Creative Putonghua lessons urged
Students find listening to native speakers the best way to improve their Putonghua, a survey has found.
The survey, conducted by Baptist University, interviewed 510 Form One students from three secondary schools between May 2006 and last April on how they learn Putonghua.
Six learning methods were cited as being helpful for students looking to master the language, including lip-synching when watching films in Putonghua or listening to songs, visualising difficult words and replacing unfamiliar Putonghua expressions with body gestures.
The study found that 35 per cent of the respondents 'always' or 'usually' used these learning methods. They reported fewer learning difficulties and more interest in learning the language than those who did not use these methods.
With rising calls for schools to use Putonghua as the medium of instruction, proficiency in the language is becoming more important to students.
Leung Yin-bing, one of the survey co-ordinators and associate professor in the department of education studies, encouraged teachers to adopt inspiring methods when giving Putonghua lessons.
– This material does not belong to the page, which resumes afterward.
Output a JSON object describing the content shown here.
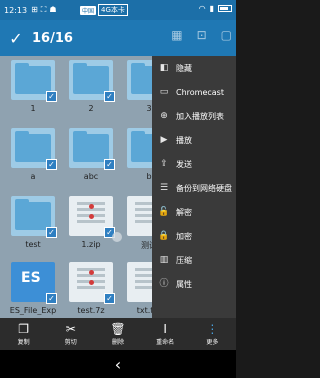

'Instead of asking students to stand up and read aloud in front of the class, teachers should get students to adopt more encouraging activities like role-playing to boost their self-confidence,' Dr Leung said.